The pride parade in Kfar Saba was planned by about 50 Igy members following a hate attack on a transgender peer. The organizers decided that it was time to give themselves and their community a sense of security and belonging in the public spaces of their city and began organizing the first pride parade in Kfar Saba.
To grant a permit, the police are requiring the youth to pay for buses that will block intersections and a two-meter fence along the procession route, measures that will cost close to 24,000 NIS. In the lawsuit, the petitioners claim these demands place an unreasonable economic burden on the organizers and violate their right to freedom of expression and demonstration. Furthermore, the petitioners claim that the police are required to ensure the safety of the protesters and to shoulder the costs of security measures in order to guarantee their basic rights of freedom of expression and demonstration.

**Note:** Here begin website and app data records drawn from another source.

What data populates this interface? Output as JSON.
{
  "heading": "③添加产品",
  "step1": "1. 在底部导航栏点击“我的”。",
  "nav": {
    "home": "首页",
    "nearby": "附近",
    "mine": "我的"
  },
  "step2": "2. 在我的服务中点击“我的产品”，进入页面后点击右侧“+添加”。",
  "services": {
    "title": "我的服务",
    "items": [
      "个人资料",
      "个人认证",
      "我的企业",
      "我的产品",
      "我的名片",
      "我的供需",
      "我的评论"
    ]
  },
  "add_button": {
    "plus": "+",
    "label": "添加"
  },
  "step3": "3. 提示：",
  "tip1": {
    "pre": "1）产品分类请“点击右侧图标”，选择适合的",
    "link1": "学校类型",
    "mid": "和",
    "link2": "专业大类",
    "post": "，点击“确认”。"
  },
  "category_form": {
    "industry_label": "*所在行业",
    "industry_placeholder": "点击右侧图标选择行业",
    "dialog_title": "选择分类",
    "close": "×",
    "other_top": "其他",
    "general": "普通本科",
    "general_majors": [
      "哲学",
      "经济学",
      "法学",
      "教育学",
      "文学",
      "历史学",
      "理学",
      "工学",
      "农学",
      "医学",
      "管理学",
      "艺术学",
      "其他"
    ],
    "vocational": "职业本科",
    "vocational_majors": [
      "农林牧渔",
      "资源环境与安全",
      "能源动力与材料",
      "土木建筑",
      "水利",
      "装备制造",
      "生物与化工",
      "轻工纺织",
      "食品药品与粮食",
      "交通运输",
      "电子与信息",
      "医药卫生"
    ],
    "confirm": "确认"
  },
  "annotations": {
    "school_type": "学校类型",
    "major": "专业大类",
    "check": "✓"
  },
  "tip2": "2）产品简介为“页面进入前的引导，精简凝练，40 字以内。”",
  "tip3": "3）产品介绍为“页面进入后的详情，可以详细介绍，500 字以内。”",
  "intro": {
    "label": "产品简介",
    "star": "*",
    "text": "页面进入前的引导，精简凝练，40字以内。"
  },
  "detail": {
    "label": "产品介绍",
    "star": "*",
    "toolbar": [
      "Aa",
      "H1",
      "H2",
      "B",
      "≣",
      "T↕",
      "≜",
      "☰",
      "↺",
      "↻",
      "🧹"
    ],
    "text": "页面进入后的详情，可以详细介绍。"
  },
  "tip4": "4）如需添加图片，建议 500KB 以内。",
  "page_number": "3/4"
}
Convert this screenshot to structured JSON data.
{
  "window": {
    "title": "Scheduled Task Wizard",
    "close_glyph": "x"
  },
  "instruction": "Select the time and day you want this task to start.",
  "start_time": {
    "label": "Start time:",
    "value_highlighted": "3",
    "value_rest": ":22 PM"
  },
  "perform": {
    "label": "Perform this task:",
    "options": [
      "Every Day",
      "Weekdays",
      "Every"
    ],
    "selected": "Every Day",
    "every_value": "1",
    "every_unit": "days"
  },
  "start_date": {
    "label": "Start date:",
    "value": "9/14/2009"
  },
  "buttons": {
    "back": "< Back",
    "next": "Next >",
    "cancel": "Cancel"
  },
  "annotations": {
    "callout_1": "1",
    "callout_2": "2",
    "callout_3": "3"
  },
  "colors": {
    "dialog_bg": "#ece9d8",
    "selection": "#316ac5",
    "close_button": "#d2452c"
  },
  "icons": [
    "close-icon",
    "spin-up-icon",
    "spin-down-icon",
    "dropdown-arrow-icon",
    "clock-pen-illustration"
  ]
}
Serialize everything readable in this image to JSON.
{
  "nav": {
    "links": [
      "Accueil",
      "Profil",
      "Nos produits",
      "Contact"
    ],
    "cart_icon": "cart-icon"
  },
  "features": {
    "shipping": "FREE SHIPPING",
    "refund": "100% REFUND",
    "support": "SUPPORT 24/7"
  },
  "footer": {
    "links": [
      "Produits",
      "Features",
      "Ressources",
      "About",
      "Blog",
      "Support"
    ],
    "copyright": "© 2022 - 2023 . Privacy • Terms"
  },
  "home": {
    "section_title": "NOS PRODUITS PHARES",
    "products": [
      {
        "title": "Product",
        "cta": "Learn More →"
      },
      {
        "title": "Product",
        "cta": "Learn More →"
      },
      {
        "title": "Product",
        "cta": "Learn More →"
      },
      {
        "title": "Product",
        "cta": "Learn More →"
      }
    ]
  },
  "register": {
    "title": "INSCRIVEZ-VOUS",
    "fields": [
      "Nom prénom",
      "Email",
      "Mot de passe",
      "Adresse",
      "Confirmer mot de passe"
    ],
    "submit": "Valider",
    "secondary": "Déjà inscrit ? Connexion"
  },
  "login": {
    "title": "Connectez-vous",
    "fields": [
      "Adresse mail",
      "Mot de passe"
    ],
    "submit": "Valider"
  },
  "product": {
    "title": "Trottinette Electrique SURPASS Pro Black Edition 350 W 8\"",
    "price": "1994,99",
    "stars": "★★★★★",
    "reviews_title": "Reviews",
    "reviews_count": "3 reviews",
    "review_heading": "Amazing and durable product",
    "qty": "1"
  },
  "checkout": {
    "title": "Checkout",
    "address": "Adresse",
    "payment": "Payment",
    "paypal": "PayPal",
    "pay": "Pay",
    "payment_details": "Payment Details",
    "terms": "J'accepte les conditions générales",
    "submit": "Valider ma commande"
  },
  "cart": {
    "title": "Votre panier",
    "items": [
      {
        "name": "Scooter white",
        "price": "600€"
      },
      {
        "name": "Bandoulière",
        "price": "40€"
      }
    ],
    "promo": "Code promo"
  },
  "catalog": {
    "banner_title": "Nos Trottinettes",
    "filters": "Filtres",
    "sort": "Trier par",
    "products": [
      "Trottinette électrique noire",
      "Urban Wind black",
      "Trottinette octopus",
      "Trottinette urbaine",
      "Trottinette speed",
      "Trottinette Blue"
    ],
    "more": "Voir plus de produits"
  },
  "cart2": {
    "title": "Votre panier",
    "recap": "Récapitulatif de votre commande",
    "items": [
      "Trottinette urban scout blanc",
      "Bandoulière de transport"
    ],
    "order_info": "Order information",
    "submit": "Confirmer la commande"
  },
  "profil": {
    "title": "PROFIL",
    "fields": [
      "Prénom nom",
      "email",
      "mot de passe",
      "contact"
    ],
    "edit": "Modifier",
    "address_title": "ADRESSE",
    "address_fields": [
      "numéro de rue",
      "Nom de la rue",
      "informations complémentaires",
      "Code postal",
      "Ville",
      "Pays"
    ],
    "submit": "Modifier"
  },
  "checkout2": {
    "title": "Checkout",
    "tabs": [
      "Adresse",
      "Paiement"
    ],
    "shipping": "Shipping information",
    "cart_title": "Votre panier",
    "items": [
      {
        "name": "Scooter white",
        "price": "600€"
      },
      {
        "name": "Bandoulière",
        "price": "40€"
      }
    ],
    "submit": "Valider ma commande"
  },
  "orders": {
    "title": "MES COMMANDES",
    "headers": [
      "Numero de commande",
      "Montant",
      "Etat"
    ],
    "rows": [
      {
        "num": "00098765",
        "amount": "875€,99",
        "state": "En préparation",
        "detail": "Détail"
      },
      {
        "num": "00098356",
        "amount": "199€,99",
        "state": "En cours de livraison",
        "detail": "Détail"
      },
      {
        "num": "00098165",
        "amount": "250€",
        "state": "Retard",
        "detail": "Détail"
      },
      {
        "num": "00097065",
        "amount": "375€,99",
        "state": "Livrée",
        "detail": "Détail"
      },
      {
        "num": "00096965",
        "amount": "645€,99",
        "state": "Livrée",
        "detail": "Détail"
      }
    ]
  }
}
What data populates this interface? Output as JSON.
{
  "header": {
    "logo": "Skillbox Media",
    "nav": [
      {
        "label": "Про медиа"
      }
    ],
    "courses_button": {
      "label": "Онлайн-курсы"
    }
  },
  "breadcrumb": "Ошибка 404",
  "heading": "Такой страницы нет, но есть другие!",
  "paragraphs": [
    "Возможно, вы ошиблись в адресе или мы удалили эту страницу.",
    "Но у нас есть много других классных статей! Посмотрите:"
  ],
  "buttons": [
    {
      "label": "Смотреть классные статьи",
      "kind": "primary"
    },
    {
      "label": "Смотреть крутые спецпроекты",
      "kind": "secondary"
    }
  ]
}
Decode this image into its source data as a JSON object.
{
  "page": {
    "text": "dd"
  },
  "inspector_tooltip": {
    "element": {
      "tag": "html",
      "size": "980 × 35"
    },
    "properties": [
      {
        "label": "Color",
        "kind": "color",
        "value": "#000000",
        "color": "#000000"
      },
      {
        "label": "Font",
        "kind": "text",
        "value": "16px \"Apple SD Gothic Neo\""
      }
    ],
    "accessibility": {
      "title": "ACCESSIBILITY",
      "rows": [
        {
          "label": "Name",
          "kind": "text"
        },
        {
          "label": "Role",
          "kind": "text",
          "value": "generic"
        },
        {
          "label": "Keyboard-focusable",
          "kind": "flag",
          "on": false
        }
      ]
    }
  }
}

Sapir Sluzker-Amran, the ACRI attorney who filed the lawsuit said: “The police cannot give into threats and reward violence, bullying, and those who seek to silence the voice of the LGBT community in Israel. The HCJ has already determined on a number of occasions that the police’s duty to secure the right to protest includes carrying the costs of security measures. The police response to threats to the demonstrators’ safety was to demand that the young protesters pay for security measures to the sum of thousands of shekels. We will not allow the parade to be cancelled nor will we permit coercion of these teens back into the closet. We will see you in the High Court of Justice.”
Maya Hagai, one of the petitioners, a 12th grade student and a member of Igy said: “The parade is important to me because I know there is a teen in my year who is in the closet. Seeing a pride parade along the main street, and seeing so many people who support him, will encourage and empower him; there are studies that demonstrate the impact of a pride parade in a city. I want to live in a city in which you can wave a pride flag in the street. It is not reasonable that the only safe place for us is Tel Aviv, we want to feel safe in the Sharon region too.”
Chen Arieli, spokesperson of The Aguda- Israel’s LGBT Task Force, said: “The fact that the Kfar Saba police refuse to permit the pride parade with reasonable conditions and is forcing us to sue testifies to the paucity of the law enforcement authorities and Ministry of Public Security. I expect that Minister Erdan will intervene and direct the Kfar Saba police to ensure the parade by all reasonable means.”
Update: Two days after the petition was submitted, the police revoked their extraneous demands and announced that they would bear the cost of security for the parade. The petition was consequently dismissed.